SOURCE INFORMATION: Begin
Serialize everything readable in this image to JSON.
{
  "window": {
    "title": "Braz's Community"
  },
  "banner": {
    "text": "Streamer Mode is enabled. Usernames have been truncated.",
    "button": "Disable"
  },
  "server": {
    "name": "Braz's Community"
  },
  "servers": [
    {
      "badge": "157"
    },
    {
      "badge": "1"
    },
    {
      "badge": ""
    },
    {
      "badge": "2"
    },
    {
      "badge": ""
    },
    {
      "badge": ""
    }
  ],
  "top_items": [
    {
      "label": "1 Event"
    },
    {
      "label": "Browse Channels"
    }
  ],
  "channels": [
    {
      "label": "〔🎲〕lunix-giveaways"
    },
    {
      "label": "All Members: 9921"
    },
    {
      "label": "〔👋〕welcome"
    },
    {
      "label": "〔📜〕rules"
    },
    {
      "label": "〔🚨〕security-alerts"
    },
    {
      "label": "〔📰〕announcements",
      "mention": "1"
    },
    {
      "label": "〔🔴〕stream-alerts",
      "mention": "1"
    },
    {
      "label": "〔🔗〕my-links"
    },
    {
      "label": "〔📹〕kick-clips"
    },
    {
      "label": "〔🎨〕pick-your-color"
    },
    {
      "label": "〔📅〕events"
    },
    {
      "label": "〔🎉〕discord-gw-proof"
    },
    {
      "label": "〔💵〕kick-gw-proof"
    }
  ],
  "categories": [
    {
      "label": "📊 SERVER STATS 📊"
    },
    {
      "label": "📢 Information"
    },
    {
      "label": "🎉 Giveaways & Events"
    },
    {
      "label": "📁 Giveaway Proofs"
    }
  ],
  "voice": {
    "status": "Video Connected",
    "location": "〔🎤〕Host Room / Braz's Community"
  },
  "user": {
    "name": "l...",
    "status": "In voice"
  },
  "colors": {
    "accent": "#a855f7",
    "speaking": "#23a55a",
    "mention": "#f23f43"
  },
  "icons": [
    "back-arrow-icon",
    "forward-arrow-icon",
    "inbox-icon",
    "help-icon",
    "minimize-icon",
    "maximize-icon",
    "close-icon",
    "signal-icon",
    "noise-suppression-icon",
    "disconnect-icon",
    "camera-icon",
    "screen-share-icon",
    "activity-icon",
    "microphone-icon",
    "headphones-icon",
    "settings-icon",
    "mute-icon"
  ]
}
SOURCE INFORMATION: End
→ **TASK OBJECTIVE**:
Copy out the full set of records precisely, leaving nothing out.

→ **WRITTEN SOLUTION**:
Serialize everything readable in this image to JSON.
{
  "window": {
    "title": "Braz's Community"
  },
  "banner": {
    "text": "Streamer Mode is enabled. Usernames have been truncated.",
    "button": "Disable"
  },
  "server": {
    "name": "Braz's Community"
  },
  "servers": [
    {
      "badge": "157"
    },
    {
      "badge": "1"
    },
    {
      "badge": ""
    },
    {
      "badge": "2"
    },
    {
      "badge": ""
    },
    {
      "badge": ""
    }
  ],
  "top_items": [
    {
      "label": "1 Event"
    },
    {
      "label": "Browse Channels"
    }
  ],
  "channels": [
    {
      "label": "〔🎲〕lunix-giveaways"
    },
    {
      "label": "All Members: 9921"
    },
    {
      "label": "〔👋〕welcome"
    },
    {
      "label": "〔📜〕rules"
    },
    {
      "label": "〔🚨〕security-alerts"
    },
    {
      "label": "〔📰〕announcements",
      "mention": "1"
    },
    {
      "label": "〔🔴〕stream-alerts",
      "mention": "1"
    },
    {
      "label": "〔🔗〕my-links"
    },
    {
      "label": "〔📹〕kick-clips"
    },
    {
      "label": "〔🎨〕pick-your-color"
    },
    {
      "label": "〔📅〕events"
    },
    {
      "label": "〔🎉〕discord-gw-proof"
    },
    {
      "label": "〔💵〕kick-gw-proof"
    }
  ],
  "categories": [
    {
      "label": "📊 SERVER STATS 📊"
    },
    {
      "label": "📢 Information"
    },
    {
      "label": "🎉 Giveaways & Events"
    },
    {
      "label": "📁 Giveaway Proofs"
    }
  ],
  "voice": {
    "status": "Video Connected",
    "location": "〔🎤〕Host Room / Braz's Community"
  },
  "user": {
    "name": "l...",
    "status": "In voice"
  },
  "colors": {
    "accent": "#a855f7",
    "speaking": "#23a55a",
    "mention": "#f23f43"
  },
  "icons": [
    "back-arrow-icon",
    "forward-arrow-icon",
    "inbox-icon",
    "help-icon",
    "minimize-icon",
    "maximize-icon",
    "close-icon",
    "signal-icon",
    "noise-suppression-icon",
    "disconnect-icon",
    "camera-icon",
    "screen-share-icon",
    "activity-icon",
    "microphone-icon",
    "headphones-icon",
    "settings-icon",
    "mute-icon"
  ]
}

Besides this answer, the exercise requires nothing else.